What the task requires: State only how many lines of the records contain the string "name".

Task data:
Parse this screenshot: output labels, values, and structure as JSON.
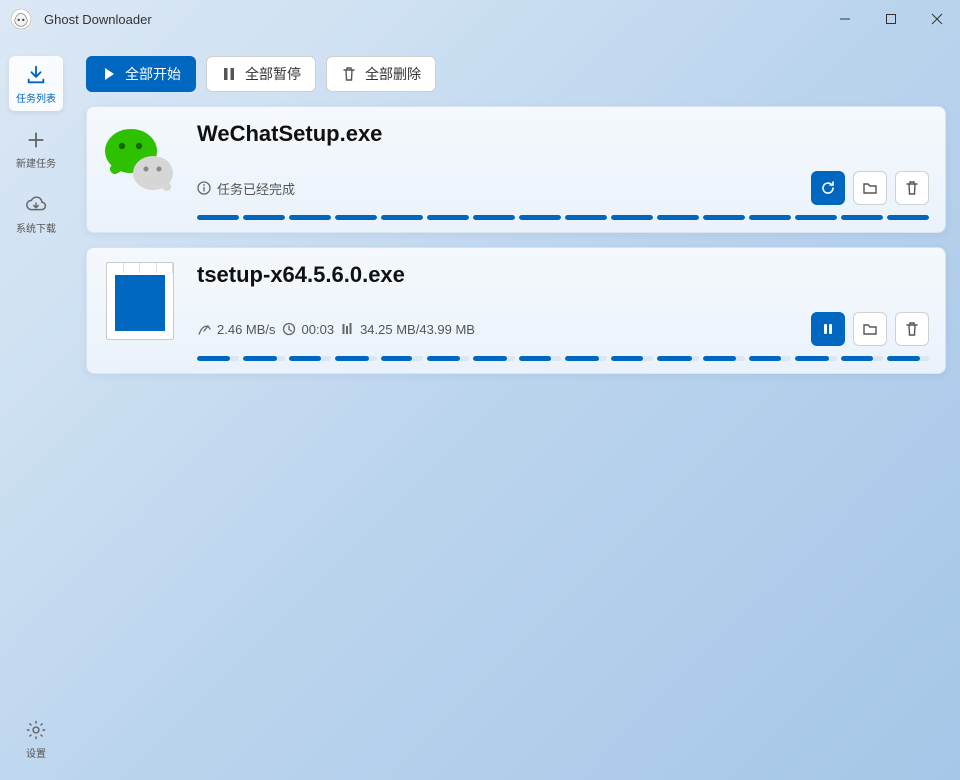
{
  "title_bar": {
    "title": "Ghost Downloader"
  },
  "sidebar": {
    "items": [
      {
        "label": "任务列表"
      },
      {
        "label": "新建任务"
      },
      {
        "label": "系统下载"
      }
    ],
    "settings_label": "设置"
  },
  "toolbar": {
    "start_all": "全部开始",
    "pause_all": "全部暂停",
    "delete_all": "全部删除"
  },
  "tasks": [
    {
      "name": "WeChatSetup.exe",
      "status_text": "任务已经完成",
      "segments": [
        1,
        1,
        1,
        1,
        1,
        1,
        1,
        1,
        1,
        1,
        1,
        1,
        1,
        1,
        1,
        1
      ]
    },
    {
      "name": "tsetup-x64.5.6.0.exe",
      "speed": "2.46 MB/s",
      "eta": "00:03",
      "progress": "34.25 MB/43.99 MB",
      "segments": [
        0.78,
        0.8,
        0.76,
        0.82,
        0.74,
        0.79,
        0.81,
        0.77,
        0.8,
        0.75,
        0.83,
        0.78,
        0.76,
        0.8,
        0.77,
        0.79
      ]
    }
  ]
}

Response area: 2